Last year I read comments in an archive Exquisite Corpse suggesting
that reader questions had some hope of brief answers in the Cyberbag,
provided that the reader waited for many months. OK, no problem.
Unfortunately, the Cyberbag feature has vanished with no explanation.
Its absence from the Corpse Mississippi special was understandable,
but why did it not return in the most recent "new normal" issue?
Was Cyberbag deleted under secret pressure from Homeland Security,
because terrorists pretending to be literati might use it to signal
attacks? This conspiracy theory suggests that "our Corpse-reading
lives will never be the same again," and "we must accept
inconvenient new Cyberbag-free security."
On the other hand, perhaps HS' real concern is literati pretending
to be terrorists? I recall your NPR account of--was it wrapped
melons left on public steps in New Orleans? Surely that prank is
history. It reminds me of the SF airport sign warning that it is
illegal to tell hijacking or terrorist jokes while standing in line;

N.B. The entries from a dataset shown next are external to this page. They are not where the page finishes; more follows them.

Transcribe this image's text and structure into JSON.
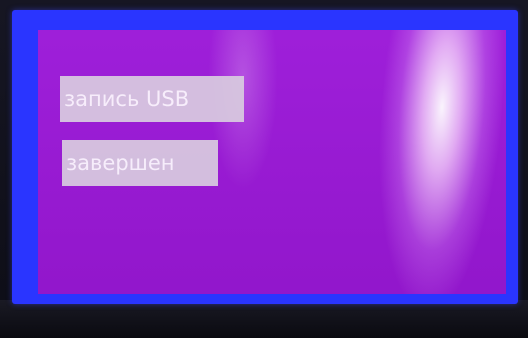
{
  "display": {
    "status_line_1": "запись USB",
    "status_line_2": "завершен"
  },
  "colors": {
    "bezel": "#2a35ff",
    "background": "#9b18d8",
    "text_box": "#d9cce0",
    "text": "#ffffff"
  }
}
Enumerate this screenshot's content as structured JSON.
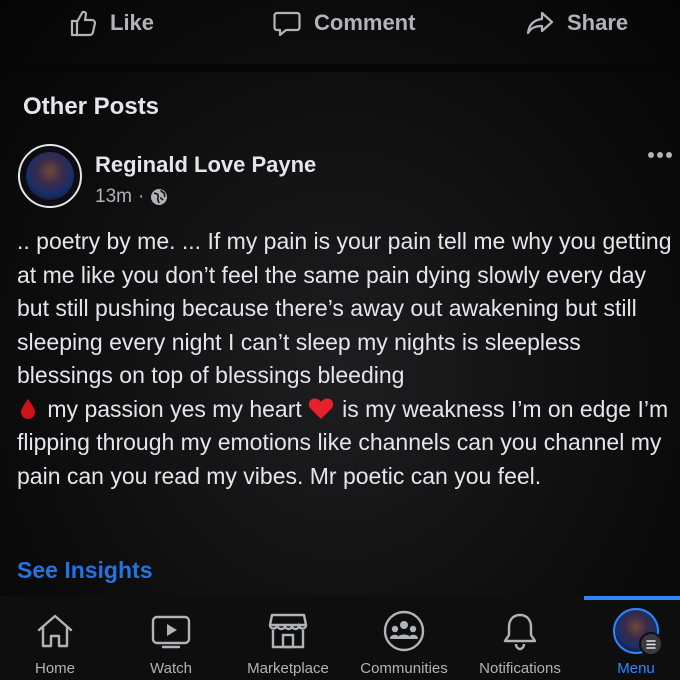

upon inquiry I was told that jokes are a form of false information.
Maybe Cyberbag just became too much to deal with, but it was a kind
of small claims court that delivered rough justice to correspondents.
The way it triaged the aspiring or misguided from the crazy was
unique in my reading.
ED. NOTE: Laura Rosenthal's "Body Bag," the unequalled
precursor of the "Cyberbag" set a standard so high no
heir could be found. The "Cyberbag," written by Mark
Spitzer, was too aggressive and macho in the end, and it was decided
to suspend "bagging" until a hugely erudite gentle genius
showed up. One suitable candidate did appear briefly, but, alas,
was mistaken for an antelope and shot for meat. We await the appearance
of another and have posted the office against any hunting out of